The FBI vehemently denied the Globe’s contention that Whitey was an informant. Jim Ahern, the FBI’s special agent in charge in Boston at the time, angrily demanded a meeting and a retraction. We met with him at the Globe, but when we said we couldn’t retract something we knew to be true, he was furious.
Nine years later, a very fine federal judge named Mark Wolf forced the FBI to admit what we all knew was true: Umm, yes, Whitey Bulger had been an FBI informant, since 1975. Oh, and for good measure, they kept him on as an informant for three years after the Globe exposed him. I’m sure he was very effective in those three years.
As for the FBI’s record on tracking down fugitives connected to this case, consider the saga of Johnny Martorano.
Johnny, you may remember, was Whitey’s favorite assassin. Johnny went on the run to avoid arrest in a horse race-fixing scam in 1979, but he earned frequent flyer points as Whitey sent him to kill whoever needed to die.
Johnny hightailed it to Florida and there he remained, when he wasn’t flying around whacking people, for 16 years — does the number sound familiar? — with the FBI in charge of trying to find him. They never did. Then one day in 1995, two state cops, Stevie Johnson and Mike Scanlan, got a tip that Martorano was in Florida, so they flew down. They spotted him in 24 hours.
Johnson and Scanlan called Boston to report their breakthrough and were advised to hold off on the arrest until an FBI agent could fly down to join them. When the FBI agent showed up, Johnson asked him to use his FBI credit card to rent a different surveillance car so Martorano wouldn’t make them. The FBI agent replied, “I’m not authorized to do that. I’m just here to keep an eye on you two guys.’’
Johnson and Scanlan, backed by local cops, made the collar and flew back to Boston.

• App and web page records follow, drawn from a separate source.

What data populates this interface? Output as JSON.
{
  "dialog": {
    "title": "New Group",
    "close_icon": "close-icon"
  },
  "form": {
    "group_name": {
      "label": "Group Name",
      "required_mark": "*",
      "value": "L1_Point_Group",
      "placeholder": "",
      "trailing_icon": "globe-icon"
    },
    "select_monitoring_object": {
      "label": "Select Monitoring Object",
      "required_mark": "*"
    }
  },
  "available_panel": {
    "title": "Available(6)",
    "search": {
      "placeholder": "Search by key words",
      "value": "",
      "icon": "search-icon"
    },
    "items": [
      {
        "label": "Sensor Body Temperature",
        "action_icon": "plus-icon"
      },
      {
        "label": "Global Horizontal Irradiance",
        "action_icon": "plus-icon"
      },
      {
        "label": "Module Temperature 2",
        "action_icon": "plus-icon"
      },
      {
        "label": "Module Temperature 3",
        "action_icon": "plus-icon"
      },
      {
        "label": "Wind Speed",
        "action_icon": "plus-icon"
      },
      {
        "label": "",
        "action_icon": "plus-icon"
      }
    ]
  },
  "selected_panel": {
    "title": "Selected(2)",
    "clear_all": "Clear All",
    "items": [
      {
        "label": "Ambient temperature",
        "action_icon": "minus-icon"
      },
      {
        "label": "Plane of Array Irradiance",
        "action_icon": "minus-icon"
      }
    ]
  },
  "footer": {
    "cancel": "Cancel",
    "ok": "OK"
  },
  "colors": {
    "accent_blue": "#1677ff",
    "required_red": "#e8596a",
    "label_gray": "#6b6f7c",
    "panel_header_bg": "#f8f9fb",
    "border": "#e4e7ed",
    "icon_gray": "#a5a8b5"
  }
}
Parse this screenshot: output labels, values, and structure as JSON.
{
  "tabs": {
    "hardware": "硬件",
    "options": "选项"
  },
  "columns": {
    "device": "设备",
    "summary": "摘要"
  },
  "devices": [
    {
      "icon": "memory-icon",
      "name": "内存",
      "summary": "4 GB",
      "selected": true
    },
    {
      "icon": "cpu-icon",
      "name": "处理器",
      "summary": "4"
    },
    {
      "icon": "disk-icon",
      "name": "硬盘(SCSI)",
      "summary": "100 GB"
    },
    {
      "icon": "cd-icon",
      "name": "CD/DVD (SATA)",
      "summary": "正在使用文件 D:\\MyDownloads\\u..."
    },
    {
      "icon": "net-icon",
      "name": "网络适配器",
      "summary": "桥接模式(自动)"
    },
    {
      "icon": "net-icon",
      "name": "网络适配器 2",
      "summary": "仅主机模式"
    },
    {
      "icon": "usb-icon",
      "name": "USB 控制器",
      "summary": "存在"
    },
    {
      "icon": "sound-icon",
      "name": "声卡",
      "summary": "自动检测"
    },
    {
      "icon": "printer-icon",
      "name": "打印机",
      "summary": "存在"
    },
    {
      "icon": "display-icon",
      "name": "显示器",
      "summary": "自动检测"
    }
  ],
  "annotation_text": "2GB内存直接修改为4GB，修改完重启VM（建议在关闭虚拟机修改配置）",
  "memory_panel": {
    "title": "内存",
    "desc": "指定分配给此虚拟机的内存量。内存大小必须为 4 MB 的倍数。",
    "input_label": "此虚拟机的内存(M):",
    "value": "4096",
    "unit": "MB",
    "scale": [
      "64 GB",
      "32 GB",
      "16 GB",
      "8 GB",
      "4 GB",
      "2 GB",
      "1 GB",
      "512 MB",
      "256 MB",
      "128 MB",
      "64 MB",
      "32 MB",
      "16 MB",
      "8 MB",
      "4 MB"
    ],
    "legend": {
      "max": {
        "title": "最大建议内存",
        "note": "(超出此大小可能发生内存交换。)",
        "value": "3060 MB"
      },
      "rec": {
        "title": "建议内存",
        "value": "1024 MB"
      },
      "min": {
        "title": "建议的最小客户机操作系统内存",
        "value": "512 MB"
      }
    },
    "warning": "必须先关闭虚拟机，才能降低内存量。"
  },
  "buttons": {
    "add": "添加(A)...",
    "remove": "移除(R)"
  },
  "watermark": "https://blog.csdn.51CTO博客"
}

The agent stayed behind to help prepare the press release which gave the FBI top billing.
I tell that story, not to say the FBI hogs credit for big pinches, but because the FBI never found Johnny Martorano because they didn’t want to. He was the guy who, when he flipped in 1998, was able to show that not only was Whitey murdering people while working for the FBI, but that corrupt FBI agents actively assisted Whitey in murdering people who were in a position to reveal the sordid relationship between Whitey and the FBI.
The FBI did nothing to help, and plenty to frustrate, the long, complicated process that culminated three years ago in Connolly’s murder conviction in Miami for fingering a guy who Connolly said would roll and expose the Bulger-FBI axis. An FBI agent sat in the courtroom throughout the trial, never revealing herself. She wasn’t there to assist, but, again, just to keep an eye on other law enforcement agents.
Look, none of the FBI agents in the Boston office today were around when a lot of this stuff was going down. I know some of those agents, and they are good, conscientious guys.
Taking Bulger down is a chance to start fresh.
But if anybody in the FBI is really surprised that so many people really don’t believe them when they say something about Whitey Bulger, they shouldn’t be.
It’s going to take years for the FBI to gain its credibility back on anything Whitey-related. Arranging Whitey Bulger’s reluctant homecoming was a good start. There’s a long, long way to go.
Kevin Cullen is a Globe columnist. He can be reached at firstname.lastname@example.org.